Colwood council is considering adopting a new energy efficiency regulation this year called BC Step Code 3, bypassing steps 1 & 2.
The primary purpose of a building code is health and safety, and for that reason alone, council should reject leaping into BC Step Code 3.
Instead, they should support consumer protection and Colwood residents, and wait for the National Building Code’s review and changes to energy efficiency being introduced in 2022.
There are many good reasons to support the National Building Code. First, is their due diligence regarding unintended consequences. The National Code committee is reviewing issues such as rising radon levels in more energy efficient homes.
Canada has the third highest radon levels in the world, and radon is the second leading cause of lung cancer. Radon is site specific, not identifiable on a map, and can only be tested after a home is constructed. Rough-ins for radon mitigation are required in some areas in BC, but not others where high levels have been detected, including coastal regions.
VRBA supports increasing energy efficiency when supported by research, proven practice and affordability. Lack of government diligence reveals a history of costly unintended consequences including leaky condo, asbestos insulation and urea formaldehyde.
A recent conference by the Canadian Association of Radon Scientists and Technicians noted that increasing airtightness in homes can elevate radon by 56.6%. Also, younger Canadians are being disproportionately exposed to higher radon, and projections paint an alarming picture of rising exposure, accompanied by younger ages of radon-induced lung cancer.
Colwood council needs to respect the National Building Code’s process, which the BC government circumvented, ignoring the agreement to harmonize the BC Building Code with Canada’s National Building Code.
Some municipalities such as Saanich, Oak Bay, Victoria, Central Saanich, North Saanich and soon Sooke are also bypassing National Code diligence, while adding $30,000 to the cost of a new home for Step Code 3. Other municipalities are wisely waiting.
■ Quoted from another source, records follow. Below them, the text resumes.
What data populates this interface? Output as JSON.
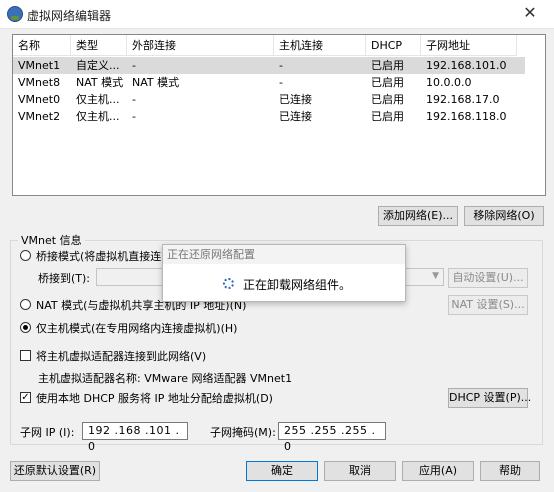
{
  "window": {
    "title": "虚拟网络编辑器",
    "close_glyph": "✕"
  },
  "table": {
    "columns": [
      "名称",
      "类型",
      "外部连接",
      "主机连接",
      "DHCP",
      "子网地址"
    ],
    "rows": [
      [
        "VMnet1",
        "自定义...",
        "-",
        "-",
        "已启用",
        "192.168.101.0"
      ],
      [
        "VMnet8",
        "NAT 模式",
        "NAT 模式",
        "-",
        "已启用",
        "10.0.0.0"
      ],
      [
        "VMnet0",
        "仅主机...",
        "-",
        "已连接",
        "已启用",
        "192.168.17.0"
      ],
      [
        "VMnet2",
        "仅主机...",
        "-",
        "已连接",
        "已启用",
        "192.168.118.0"
      ]
    ]
  },
  "buttons": {
    "add_network": "添加网络(E)...",
    "remove_network": "移除网络(O)",
    "auto_settings": "自动设置(U)...",
    "nat_settings": "NAT 设置(S)...",
    "dhcp_settings": "DHCP 设置(P)...",
    "restore_defaults": "还原默认设置(R)",
    "ok": "确定",
    "cancel": "取消",
    "apply": "应用(A)",
    "help": "帮助"
  },
  "vmnet_info": {
    "legend": "VMnet 信息",
    "bridge_mode": "桥接模式(将虚拟机直接连",
    "bridge_to_label": "桥接到(T):",
    "nat_mode": "NAT 模式(与虚拟机共享主机的 IP 地址)(N)",
    "host_only": "仅主机模式(在专用网络内连接虚拟机)(H)",
    "connect_adapter": "将主机虚拟适配器连接到此网络(V)",
    "adapter_name": "主机虚拟适配器名称: VMware 网络适配器 VMnet1",
    "use_dhcp": "使用本地 DHCP 服务将 IP 地址分配给虚拟机(D)",
    "subnet_ip_label": "子网 IP (I):",
    "subnet_ip": "192 .168 .101 . 0",
    "subnet_mask_label": "子网掩码(M):",
    "subnet_mask": "255 .255 .255 . 0"
  },
  "popup": {
    "title": "正在还原网络配置",
    "message": "正在卸载网络组件。"
  }
}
The costs are significant during rising housing prices, however the critical issue is health and safety and consumer protection representing the very foundation of building codes.
If you agree, send Colwood council this column. They are asking for feedback by June 11.
This column appears Wednesdays in the Times Colonist newspaper.